Four-way talks on the crisis in Ukraine ended with an accord aimed at taking the first steps toward de-escalating the conflict, after Russian President Vladimir Putin said he hopes he won’t have to send in troops.
The agreement was announced after talks in Geneva today between Russian Foreign Minister Sergei Lavrov, his Ukrainian counterpart, Andriy Deshchytsia, U.S. Secretary of State John Kerry and Catherine Ashton, the European Union’s foreign-policy chief. Their session lasted more than six hours, longer than scheduled. Kerry said Russia, which the U.S. and its European allies accuse of stoking the conflict, must start implementing the deal within days.
“The Geneva meeting on the situation in Ukraine agreed on initial concrete steps to de-escalate tensions and restore security for all citizens,” the four said in a joint statement. “All sides must refrain from any violence, intimidation, or provocative actions.”
The U.S. and its European allies have threatened to ratchet up sanctions on Russia, their former Cold War enemy, if it doesn’t act to calm the situation in eastern Ukraine. Pro-Russian separatists have seized government buildings and NATO estimates 40,000 Russian troops are massed on the border.
U.S. President Barack Obama said he remains skeptical about concrete results coming from the agreement, while adding that there remains a possibility that diplomacy can de-escalate the situation.
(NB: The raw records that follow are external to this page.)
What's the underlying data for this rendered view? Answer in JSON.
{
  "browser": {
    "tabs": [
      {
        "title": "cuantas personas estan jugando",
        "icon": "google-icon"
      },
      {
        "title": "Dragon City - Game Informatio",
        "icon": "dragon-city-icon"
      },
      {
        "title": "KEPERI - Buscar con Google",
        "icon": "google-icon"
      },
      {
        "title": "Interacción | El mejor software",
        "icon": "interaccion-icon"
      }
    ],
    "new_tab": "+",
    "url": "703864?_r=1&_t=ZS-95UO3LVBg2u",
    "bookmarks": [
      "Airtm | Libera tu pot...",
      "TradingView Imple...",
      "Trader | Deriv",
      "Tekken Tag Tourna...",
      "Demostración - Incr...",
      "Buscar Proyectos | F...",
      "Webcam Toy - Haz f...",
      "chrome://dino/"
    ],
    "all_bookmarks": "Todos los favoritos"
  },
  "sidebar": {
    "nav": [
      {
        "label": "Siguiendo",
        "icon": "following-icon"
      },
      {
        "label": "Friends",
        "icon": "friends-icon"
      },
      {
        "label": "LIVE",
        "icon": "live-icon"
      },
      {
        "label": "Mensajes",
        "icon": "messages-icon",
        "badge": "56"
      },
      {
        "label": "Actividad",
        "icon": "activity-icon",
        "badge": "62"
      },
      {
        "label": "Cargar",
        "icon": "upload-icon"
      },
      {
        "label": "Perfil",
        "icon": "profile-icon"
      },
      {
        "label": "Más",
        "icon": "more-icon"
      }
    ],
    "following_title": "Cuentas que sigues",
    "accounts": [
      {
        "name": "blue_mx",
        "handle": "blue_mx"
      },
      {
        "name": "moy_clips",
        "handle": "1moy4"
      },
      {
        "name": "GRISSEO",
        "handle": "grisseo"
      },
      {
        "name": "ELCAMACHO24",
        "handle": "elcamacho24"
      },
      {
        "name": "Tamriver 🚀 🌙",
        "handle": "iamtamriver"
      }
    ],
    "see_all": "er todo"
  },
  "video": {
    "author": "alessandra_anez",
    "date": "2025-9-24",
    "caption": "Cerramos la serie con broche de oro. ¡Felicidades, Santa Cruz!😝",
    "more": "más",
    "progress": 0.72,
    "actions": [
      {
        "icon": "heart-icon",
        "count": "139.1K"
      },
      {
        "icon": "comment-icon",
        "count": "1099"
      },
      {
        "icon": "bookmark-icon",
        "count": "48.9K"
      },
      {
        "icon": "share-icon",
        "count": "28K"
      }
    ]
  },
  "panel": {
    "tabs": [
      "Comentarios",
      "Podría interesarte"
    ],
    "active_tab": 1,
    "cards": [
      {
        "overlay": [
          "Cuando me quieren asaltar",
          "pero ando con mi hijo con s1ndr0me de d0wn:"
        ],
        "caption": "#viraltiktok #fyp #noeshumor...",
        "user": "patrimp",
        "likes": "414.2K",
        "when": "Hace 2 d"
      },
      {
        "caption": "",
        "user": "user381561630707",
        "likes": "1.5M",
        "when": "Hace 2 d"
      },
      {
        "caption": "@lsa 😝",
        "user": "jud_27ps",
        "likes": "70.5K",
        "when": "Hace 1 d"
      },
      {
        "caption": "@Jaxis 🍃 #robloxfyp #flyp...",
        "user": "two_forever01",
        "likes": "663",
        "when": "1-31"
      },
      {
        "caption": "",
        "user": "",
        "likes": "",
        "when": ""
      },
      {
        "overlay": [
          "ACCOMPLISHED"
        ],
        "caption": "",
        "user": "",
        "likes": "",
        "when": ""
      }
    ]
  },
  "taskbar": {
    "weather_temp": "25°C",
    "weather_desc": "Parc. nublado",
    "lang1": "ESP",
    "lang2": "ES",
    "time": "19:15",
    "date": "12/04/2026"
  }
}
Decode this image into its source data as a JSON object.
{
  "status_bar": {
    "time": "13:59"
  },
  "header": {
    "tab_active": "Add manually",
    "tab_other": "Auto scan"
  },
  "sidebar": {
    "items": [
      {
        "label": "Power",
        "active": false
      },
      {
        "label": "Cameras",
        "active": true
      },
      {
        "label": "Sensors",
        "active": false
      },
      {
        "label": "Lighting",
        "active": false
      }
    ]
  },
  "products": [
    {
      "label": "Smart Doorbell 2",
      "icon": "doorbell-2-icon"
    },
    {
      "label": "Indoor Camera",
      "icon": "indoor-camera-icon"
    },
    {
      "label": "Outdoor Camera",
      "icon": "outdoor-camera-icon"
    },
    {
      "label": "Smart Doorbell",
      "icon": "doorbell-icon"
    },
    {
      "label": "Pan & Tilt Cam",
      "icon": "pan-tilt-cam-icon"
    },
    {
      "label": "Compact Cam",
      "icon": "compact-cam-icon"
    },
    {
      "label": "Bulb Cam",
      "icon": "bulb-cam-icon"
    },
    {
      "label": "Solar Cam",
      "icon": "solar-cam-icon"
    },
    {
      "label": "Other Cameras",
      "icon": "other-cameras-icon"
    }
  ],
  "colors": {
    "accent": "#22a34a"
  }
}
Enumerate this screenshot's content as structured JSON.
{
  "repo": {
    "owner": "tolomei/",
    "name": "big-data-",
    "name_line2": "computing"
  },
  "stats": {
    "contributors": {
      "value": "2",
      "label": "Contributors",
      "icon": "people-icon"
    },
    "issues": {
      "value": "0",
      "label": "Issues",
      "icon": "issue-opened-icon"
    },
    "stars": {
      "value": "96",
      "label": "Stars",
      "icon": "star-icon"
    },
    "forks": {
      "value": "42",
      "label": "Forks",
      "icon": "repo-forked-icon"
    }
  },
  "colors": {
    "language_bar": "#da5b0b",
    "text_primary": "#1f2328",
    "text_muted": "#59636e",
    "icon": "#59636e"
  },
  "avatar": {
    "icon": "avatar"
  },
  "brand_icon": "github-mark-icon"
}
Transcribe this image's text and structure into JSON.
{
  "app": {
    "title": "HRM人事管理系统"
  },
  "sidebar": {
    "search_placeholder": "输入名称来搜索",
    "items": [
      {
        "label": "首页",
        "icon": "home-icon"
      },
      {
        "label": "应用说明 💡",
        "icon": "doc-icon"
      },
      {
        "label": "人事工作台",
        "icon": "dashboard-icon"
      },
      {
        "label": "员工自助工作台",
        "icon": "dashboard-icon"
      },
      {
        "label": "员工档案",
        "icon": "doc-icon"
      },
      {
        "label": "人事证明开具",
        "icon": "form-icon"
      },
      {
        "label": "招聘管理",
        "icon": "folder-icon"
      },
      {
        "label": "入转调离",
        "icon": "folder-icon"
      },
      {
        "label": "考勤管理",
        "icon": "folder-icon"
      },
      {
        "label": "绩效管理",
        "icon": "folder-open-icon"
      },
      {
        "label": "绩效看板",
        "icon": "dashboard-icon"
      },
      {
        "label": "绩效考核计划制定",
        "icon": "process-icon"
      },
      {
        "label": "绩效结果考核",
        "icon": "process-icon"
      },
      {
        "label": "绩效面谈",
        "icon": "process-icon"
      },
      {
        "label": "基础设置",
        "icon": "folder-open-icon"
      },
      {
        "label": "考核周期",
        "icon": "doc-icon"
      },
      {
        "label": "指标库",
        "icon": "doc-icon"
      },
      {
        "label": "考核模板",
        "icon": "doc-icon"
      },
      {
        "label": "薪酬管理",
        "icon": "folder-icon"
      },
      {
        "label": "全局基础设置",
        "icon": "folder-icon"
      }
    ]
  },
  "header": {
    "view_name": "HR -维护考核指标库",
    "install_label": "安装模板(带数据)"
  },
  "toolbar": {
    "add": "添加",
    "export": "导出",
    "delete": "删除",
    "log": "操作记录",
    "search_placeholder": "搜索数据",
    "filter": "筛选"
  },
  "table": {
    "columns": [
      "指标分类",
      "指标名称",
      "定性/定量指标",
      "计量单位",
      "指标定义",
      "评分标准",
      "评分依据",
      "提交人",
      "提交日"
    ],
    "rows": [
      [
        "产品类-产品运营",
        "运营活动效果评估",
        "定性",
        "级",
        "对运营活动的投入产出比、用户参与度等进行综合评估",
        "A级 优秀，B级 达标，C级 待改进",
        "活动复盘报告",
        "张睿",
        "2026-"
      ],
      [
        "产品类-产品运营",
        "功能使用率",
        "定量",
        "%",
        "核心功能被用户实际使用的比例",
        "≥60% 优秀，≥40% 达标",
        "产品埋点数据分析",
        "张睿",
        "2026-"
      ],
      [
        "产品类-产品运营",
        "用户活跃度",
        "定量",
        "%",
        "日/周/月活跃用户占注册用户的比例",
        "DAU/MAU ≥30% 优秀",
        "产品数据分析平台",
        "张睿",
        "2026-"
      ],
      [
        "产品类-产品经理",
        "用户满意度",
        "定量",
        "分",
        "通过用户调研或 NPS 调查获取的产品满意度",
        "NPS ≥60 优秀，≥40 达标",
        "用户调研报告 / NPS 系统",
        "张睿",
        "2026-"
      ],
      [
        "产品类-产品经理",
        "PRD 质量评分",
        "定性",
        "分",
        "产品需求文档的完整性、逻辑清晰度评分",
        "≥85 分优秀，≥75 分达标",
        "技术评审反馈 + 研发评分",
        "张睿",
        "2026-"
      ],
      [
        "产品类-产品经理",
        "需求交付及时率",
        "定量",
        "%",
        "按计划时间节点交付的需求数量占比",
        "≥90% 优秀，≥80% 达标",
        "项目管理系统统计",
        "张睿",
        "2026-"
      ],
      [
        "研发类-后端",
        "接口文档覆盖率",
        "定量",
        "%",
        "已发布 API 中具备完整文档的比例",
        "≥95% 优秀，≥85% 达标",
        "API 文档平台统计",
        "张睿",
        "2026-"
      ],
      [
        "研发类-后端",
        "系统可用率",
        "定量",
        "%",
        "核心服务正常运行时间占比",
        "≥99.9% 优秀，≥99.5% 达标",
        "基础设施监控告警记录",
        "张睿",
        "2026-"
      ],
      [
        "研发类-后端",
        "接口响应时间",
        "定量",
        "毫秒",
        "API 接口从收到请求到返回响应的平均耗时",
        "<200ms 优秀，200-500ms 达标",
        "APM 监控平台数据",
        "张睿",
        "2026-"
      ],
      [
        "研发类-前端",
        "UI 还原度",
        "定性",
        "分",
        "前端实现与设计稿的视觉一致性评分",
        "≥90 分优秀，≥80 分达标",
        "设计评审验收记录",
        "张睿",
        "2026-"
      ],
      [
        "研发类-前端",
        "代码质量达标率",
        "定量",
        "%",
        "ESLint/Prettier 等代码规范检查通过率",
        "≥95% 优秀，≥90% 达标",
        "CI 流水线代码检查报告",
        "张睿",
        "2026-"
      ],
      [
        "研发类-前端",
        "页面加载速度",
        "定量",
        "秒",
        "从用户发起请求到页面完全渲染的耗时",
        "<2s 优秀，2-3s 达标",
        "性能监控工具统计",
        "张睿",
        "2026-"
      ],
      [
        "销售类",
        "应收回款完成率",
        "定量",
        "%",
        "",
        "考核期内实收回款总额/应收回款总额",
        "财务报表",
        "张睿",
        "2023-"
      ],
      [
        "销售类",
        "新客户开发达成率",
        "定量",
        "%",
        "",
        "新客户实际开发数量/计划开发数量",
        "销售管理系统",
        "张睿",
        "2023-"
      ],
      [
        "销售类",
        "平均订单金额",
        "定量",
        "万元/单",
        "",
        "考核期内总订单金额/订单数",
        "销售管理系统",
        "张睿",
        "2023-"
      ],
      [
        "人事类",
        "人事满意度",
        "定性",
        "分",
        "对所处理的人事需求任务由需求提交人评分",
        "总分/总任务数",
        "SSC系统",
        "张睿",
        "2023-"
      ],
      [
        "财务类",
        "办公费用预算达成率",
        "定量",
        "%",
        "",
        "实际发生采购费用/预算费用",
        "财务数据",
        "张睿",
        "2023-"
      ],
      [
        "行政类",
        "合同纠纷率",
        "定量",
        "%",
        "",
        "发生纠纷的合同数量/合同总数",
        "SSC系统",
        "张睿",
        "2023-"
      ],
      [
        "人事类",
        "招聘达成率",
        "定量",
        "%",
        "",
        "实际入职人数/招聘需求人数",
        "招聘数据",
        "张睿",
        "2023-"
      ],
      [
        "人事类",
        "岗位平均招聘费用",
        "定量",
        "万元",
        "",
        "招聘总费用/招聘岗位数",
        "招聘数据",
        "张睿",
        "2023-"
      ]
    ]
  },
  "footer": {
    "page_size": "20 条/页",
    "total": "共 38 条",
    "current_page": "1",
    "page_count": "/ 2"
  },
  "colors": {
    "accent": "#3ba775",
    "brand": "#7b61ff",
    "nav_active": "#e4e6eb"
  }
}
“I don’t think we can be sure of anything at this point,” Obama said at a White House news conference. “We’re not going to know whether, in fact, there’s follow-through on these statements for several days.”